[DESCRIPTION OF THE TASK] Your task is to gather the lines below that hold the string "Analytics".

[DATA SHOWN]
=== Begin Enclosure ===
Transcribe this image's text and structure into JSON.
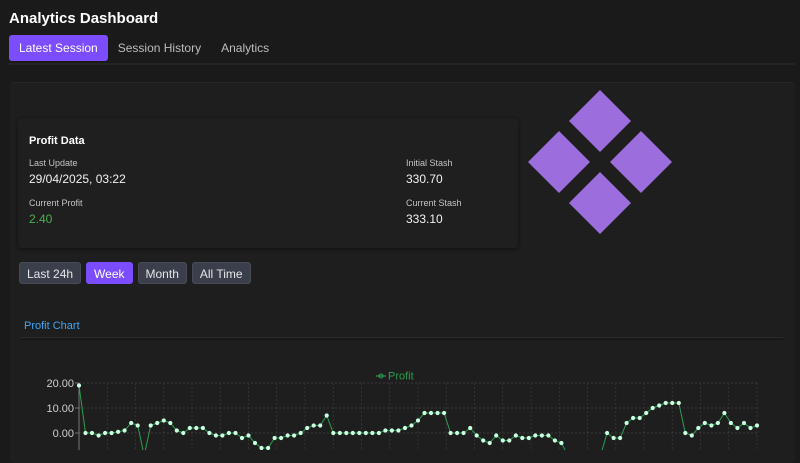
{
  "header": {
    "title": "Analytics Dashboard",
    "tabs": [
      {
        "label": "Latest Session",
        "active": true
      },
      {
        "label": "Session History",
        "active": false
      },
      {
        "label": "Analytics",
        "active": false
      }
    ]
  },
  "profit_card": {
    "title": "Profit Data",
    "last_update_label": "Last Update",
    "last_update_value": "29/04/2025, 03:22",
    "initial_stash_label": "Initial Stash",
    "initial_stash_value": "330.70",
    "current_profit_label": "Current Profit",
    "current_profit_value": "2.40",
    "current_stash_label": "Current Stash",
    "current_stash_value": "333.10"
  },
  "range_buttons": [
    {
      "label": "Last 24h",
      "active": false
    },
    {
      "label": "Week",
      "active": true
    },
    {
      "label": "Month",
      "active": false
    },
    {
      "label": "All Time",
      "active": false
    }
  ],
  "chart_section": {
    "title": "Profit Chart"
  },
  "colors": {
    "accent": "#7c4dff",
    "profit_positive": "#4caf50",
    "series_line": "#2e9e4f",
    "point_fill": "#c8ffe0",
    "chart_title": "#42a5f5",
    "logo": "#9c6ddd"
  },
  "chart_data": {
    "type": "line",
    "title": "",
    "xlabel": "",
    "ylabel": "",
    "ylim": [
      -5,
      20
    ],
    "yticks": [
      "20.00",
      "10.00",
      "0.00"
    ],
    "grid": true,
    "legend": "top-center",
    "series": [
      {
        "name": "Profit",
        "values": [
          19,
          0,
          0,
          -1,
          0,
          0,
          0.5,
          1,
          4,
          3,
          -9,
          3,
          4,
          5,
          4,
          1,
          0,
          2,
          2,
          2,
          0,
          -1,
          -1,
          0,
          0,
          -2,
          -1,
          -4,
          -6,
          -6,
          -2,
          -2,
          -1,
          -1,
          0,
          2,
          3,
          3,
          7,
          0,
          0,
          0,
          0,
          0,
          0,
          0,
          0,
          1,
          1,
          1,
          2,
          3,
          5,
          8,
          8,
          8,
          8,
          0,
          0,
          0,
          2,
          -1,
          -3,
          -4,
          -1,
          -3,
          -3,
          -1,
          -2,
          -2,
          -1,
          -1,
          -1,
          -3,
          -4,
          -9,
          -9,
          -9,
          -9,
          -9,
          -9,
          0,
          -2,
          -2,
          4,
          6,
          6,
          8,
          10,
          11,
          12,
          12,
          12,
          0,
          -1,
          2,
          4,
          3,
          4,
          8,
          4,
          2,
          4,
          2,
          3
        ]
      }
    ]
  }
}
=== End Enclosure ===
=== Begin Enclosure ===
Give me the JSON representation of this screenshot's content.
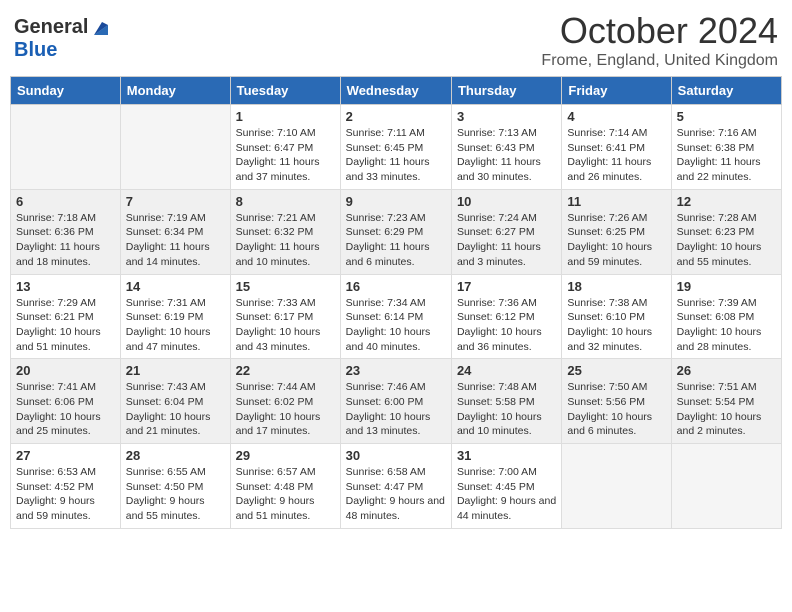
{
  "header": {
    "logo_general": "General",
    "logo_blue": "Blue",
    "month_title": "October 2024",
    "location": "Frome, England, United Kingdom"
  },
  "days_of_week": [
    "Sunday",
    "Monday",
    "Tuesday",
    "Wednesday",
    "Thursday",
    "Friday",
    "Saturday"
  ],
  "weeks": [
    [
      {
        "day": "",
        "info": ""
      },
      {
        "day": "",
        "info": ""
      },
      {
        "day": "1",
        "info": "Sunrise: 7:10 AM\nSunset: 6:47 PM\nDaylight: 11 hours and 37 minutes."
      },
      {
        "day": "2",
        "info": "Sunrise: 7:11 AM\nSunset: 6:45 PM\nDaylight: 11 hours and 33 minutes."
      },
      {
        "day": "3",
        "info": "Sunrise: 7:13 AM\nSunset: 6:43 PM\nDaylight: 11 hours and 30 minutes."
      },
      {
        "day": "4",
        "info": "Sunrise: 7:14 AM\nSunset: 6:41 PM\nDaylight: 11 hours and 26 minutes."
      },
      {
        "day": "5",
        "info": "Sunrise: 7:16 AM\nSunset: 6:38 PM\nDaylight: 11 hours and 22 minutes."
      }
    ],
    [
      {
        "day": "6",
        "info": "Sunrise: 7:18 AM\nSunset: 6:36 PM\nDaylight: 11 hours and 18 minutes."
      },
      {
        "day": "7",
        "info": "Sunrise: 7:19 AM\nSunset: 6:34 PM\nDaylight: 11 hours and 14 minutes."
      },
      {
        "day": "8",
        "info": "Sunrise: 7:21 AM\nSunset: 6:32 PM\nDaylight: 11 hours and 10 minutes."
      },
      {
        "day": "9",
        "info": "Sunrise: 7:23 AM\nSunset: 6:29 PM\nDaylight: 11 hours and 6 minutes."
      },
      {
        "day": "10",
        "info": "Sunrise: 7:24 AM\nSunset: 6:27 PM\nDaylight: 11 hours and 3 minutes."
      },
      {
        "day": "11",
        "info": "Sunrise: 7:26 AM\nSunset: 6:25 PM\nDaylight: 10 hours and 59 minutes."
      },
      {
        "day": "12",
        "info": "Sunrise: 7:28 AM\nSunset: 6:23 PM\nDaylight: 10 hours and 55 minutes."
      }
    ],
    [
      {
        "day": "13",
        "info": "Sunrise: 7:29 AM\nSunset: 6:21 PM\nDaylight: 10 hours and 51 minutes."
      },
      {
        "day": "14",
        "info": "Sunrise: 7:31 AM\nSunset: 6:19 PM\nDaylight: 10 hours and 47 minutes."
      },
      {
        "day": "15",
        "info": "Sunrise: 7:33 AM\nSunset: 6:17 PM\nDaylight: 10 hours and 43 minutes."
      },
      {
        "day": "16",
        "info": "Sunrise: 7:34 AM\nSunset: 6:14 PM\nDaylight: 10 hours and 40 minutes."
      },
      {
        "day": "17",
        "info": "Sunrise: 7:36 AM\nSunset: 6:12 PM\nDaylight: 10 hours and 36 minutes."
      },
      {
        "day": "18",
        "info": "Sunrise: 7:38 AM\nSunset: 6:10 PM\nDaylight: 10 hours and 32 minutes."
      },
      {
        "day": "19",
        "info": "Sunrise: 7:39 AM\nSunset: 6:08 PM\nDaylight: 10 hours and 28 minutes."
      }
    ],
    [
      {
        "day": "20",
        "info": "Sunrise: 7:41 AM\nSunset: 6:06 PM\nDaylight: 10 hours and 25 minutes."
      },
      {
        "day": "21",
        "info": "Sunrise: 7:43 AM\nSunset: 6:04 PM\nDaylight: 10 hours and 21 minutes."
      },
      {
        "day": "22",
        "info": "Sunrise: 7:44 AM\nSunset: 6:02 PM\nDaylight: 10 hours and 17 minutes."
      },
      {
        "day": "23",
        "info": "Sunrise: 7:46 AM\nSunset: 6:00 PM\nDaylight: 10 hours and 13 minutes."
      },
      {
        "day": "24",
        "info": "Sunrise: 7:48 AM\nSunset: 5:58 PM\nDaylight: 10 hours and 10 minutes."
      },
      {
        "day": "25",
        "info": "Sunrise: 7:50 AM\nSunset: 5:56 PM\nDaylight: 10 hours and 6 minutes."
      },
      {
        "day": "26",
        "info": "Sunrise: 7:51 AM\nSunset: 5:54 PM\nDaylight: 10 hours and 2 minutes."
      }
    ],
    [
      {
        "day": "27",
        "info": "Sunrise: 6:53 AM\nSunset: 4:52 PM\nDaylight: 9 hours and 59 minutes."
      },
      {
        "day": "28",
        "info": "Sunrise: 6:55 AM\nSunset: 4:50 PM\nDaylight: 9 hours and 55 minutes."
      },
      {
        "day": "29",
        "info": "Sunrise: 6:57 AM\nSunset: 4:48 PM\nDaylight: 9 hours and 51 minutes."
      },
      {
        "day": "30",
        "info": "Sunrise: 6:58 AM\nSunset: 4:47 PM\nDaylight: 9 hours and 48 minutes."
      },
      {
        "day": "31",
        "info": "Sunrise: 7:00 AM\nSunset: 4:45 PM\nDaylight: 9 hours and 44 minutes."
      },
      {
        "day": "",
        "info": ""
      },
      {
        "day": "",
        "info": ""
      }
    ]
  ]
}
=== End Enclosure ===
[EXERCISE RESULT]
    "title": "Analytics Dashboard",
        "label": "Analytics",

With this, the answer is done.